The perfume pyramid
I smell great.
I know this because my daughters have told me.
For Father's Day their present was a bottle of men's perfume, traditionally known as 'aftershave' or 'cologne'.
I have learned many things by being a father to which I can now add perfumery.
Did you know that musical terminology is used as a metaphor for how a fragrance comes together?
Nope, me neither.
Fragrance 'notes' are indicators and descriptors of individual smells in any perfume. These notes work together to create a unique scent, producing accords, similar to a musical composition.
All fragrances then have a perfume pyramid reflecting the fact that a fragrance doesn't smell the same throughout the day.
This is because you can't smell all of a fragrance's notes at any one time. Instead you smell different notes at different times depending on the life-cycle of the fragrance.
In order to visualise the life-cycle of a fragrance, a perfume pyramid is used to identify each phase of the life-cycle.
At the apex are the top-notes, followed by the heart notes and ending with the base notes.
Top-notes are short-lived but strong and sharp.
Heart notes are transitory notes that linger as the base notes become noticeable.
Base notes are the foundation that give the fragrance its staying power.
In case you are wondering (as I'm sure you are), the top notes for my new fragrance are: apple, lavender, bergamot.
The heart notes are: geranium, violet and jasmine.
The base notes are: vanilla, cardamom, sandalwood, pepper, patchouli and guaiac wood.
To my daughters, smelling great means I smell like warm apple pie in the middle of a forest…?!
The EMI pyramid
Exploring my olfactory faculties got me thinking about EMI options, as you do.
EMI share options (otherwise known as Enterprise Management Incentives) are the most versatile and popular way to get tax-efficient equity into the hands of employees.
Why so versatile and popular?
To answer this, indulge me as I examine the life-cycle of EMI options taking inspiration from the perfume pyramid.
Let's start with those EMI top notes - short-lived but strong and sharp.
Contribution, Reward, Incentive
Normally there is a pressing need to give someone an equity stake in the business.
Maybe a promise has been made or remains unfulfilled. A recruitment opportunity has arisen. Someone has signalled their intention to leave. A war for talent means doing nothing is not an option (pun intended).
As an owner, perhaps you feel morally obliged to give something back to staff after years of loyal service. Or perhaps you want to keep management's feet to the fire; exceptional performance should be exceptionally rewarded.
Finally, as part of succession planning you might believe that it is better to give something with a warm hand rather than with a cold one.
Design and Structure
As we transition to the lingering heart notes there should be a legal framework that is flexible and stable enough to deliver on the equity promise.
When should the equity be delivered? What conditions apply to earn it? What happens if someone leaves?
There needs to be certainty and clarity as to contractual terms.
From a design perspective, all good structures need an architect - a master perfumer - with the skill and experience to blend that perfect accord, balancing the commercial with the technical.

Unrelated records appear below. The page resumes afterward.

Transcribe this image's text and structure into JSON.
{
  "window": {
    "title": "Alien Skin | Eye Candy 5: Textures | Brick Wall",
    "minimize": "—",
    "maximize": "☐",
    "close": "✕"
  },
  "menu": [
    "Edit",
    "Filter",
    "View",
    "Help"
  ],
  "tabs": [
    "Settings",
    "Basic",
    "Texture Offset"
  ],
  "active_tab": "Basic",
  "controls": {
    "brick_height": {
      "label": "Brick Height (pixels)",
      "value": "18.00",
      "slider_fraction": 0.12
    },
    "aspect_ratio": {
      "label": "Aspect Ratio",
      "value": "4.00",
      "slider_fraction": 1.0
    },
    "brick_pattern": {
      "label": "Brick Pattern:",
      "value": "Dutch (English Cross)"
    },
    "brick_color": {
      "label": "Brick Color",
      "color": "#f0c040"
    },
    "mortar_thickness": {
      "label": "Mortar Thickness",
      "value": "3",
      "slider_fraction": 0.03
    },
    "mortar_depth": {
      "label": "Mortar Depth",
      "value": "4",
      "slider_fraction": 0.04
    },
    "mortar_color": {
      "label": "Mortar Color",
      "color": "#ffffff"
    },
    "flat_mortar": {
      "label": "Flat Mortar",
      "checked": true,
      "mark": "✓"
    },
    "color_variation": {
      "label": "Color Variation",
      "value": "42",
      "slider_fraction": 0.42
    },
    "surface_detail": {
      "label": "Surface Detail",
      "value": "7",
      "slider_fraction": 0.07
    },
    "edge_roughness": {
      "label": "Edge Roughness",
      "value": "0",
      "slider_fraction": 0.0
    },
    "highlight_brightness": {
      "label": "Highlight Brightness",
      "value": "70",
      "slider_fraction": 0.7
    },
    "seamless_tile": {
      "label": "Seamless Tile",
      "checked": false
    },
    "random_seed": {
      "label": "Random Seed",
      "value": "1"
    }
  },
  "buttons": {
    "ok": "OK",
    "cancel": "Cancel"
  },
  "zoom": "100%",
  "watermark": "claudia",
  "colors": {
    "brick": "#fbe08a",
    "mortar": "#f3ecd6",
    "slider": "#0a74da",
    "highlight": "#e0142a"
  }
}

This is where the EMI expert comes in.
Tax, Value, Alignment, Wealth
Finally we arrive at the base notes. These are the main themes that give the EMI option its scent trail.
When you speak to people who have benefited from exercising their EMI options it is revealing what lingers.
Understandably nobody waxes lyrical about how great their EMI documentation was - the packaging.
What resonates is the tax efficient lump sum that was generated from selling their option shares, of benefiting from being aligned to the equity value of the business.
And in the right circumstances EMI can be a tremendous wealth facilitator, or at least go some way to paying off the mortgage. Invariably it is capital that makes you wealthy not income.
All of the notes and accords described above can be achieved successfully through EMI - it truly is the swiss army knife of equity incentives.
But I would go one step further.
A versatile fragrance is often referred to as a 'dumb reach', a no-brainer, something you reach for that is familiar, is a compliment getter, works in every situation - the one fragrance to rule them all.
Being a dumb reach does not make the fragrance boring, cheap or lacking class. Far from it.
The very essence of being versatile elevates the fragrance to a class of its own.
EMI is arguably in a class of its own. Its versatility makes it a luxury item worth exploring.
So whether you are an employer thinking about offering EMI or an employee on the verge of accepting, don't hesitate, EMI should be your dumb reach every time.
Oh, and if you already have EMI options, well done your employer for having expensive tastes.
Just like my daughters *gulp* (although I do smell nice).